But understanding how to determine whether a food product should be classified as novel – and requires a safety assessment and regulatory approval – is not an easy task. It demands a detailed understanding of both the process and regulatory framework.
Mind the gap
That’s why it’s always advisable to carry out a comprehensive novel food gap assessment to first confirm whether the material in question is novel or not. And if so, the exact safety and regulatory data that needs to be provided to support your stated conclusion, as well as the subsequent novel food regulatory submission.
This process generally involves gathering all available scientific information and data related to the product in question, including historic use in the market, composition, production process, potential allergenicity, toxicity and nutritional content. This is achieved by:
- Analysing historic use of data to assess if the material has been significantly consumed by humans within the specified timelines.
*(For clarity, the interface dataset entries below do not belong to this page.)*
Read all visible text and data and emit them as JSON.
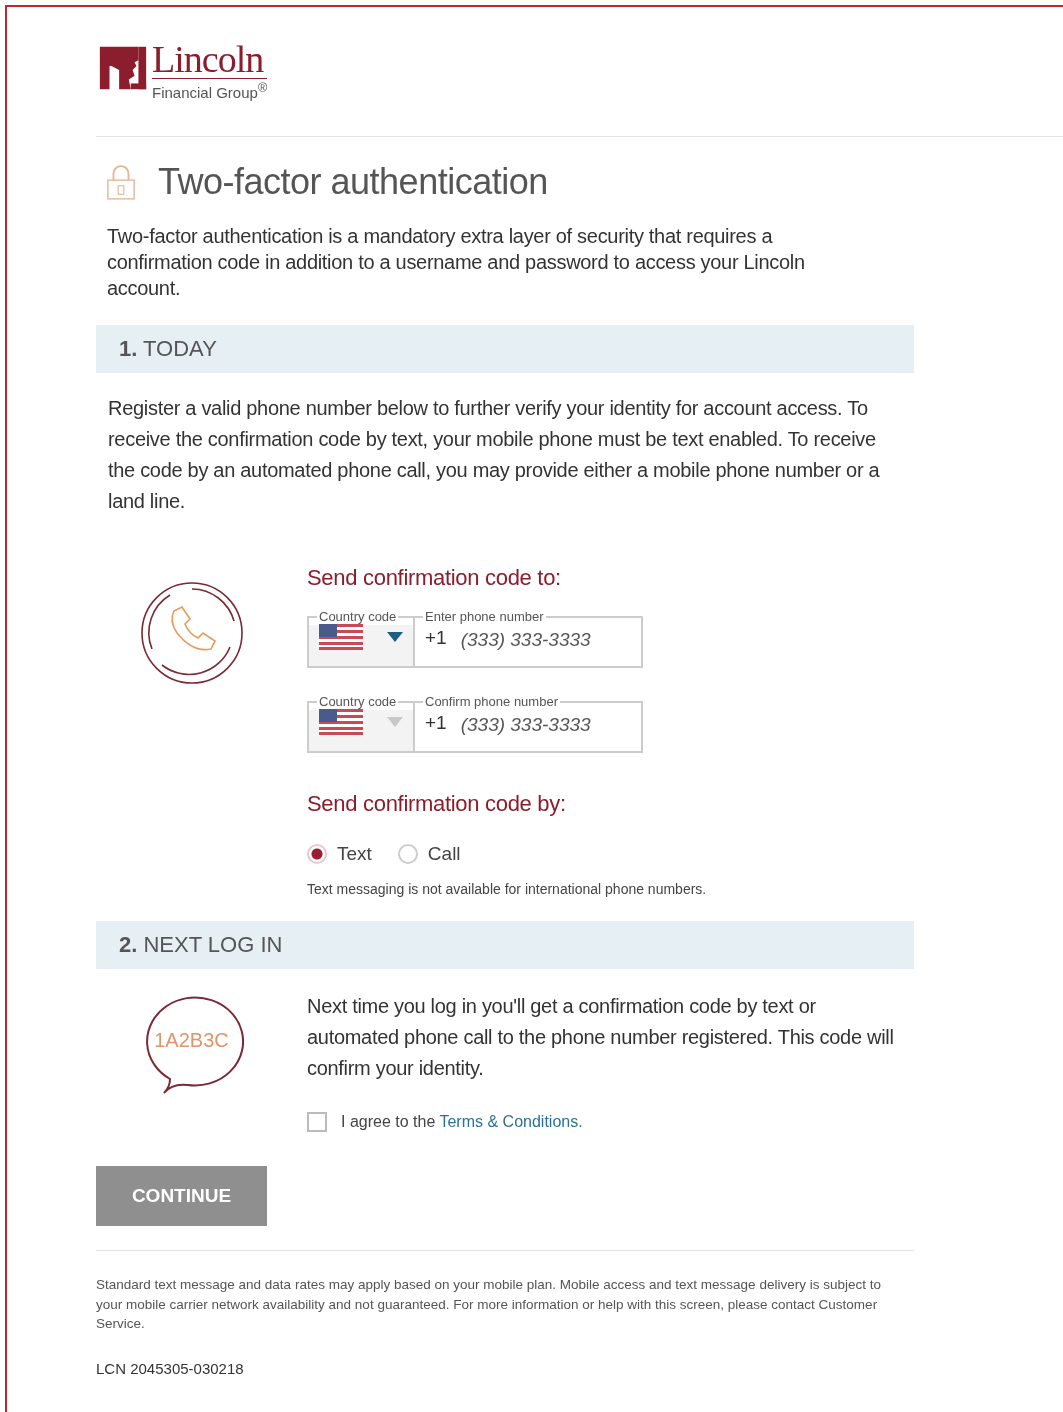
{
  "logo": {
    "name": "Lincoln",
    "tagline": "Financial Group$^{®}$"
  },
  "title": "Two-factor authentication",
  "intro": "Two-factor authentication is a mandatory extra layer of security that requires a confirmation code in addition to a username and password to access your Lincoln account.",
  "sections": [
    {
      "heading": "**1.** TODAY",
      "text": "Register a valid phone number below to further verify your identity for account access. To receive the confirmation code by text, your mobile phone must be text enabled. To receive the code by an automated phone call, you may provide either a mobile phone number or a land line."
    },
    {
      "heading": "**2.** NEXT LOG IN",
      "text": "Next time you log in you'll get a confirmation code by text or automated phone call to the phone number registered. This code will confirm your identity."
    }
  ],
  "send_to": {
    "label": "Send confirmation code to:",
    "fields": [
      {
        "country_label": "Country code",
        "phone_label": "Enter phone number",
        "prefix": "+1",
        "placeholder": "(333) 333-3333",
        "disabled": false
      },
      {
        "country_label": "Country code",
        "phone_label": "Confirm phone number",
        "prefix": "+1",
        "placeholder": "(333) 333-3333",
        "disabled": true
      }
    ]
  },
  "send_by": {
    "label": "Send confirmation code by:",
    "options": [
      {
        "label": "Text",
        "selected": true
      },
      {
        "label": "Call",
        "selected": false
      }
    ],
    "note": "Text messaging is not available for international phone numbers."
  },
  "code_badge": "1A2B3C",
  "agree": {
    "text": "I agree to the",
    "link": "Terms & Conditions.",
    "checked": false
  },
  "continue": {
    "label": "CONTINUE",
    "disabled": true
  },
  "footer": "Standard text message and data rates may apply based on your mobile plan. Mobile access and text message delivery is subject to your mobile carrier network availability and not guaranteed. For more information or help with this screen, please contact Customer Service.",
  "code": "LCN 2045305-030218"
}
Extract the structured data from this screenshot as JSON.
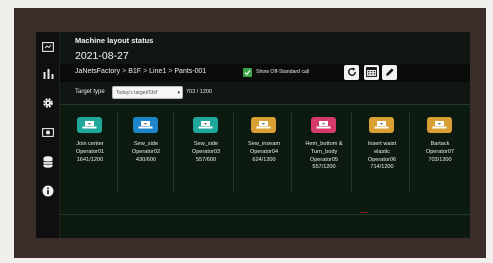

- Analysing the collected data to identify any areas where information may be lacking or insufficient to fully assess the safety and suitability of the material for human consumption.
- Using the available data to carry out a comprehensive risk assessment to evaluate potential risks associated with the material, such as allergenicity, toxicity and any other health concerns.
- Establishing a strategy for a subsequent novel food submission. This is likely to include planning additional scientific studies, toxicological assessments, allergenicity tests and other relevant research to fill in missing information.
- Providing clients with an estimated time and cost for the novel food submission process in the market(s) of interest.
Strategy for success
The importance of a novel food gap assessment can’t be emphasised enough. It’s a crucial first step in this complex regulatory environment. By identifying and addressing data gaps early in the process, potential risks and uncertainties can be evaluated and minimised, rather than causing problems at a later stage. Plus, you benefit from a defined regulatory pathway and a more informed and evidence-based approval process.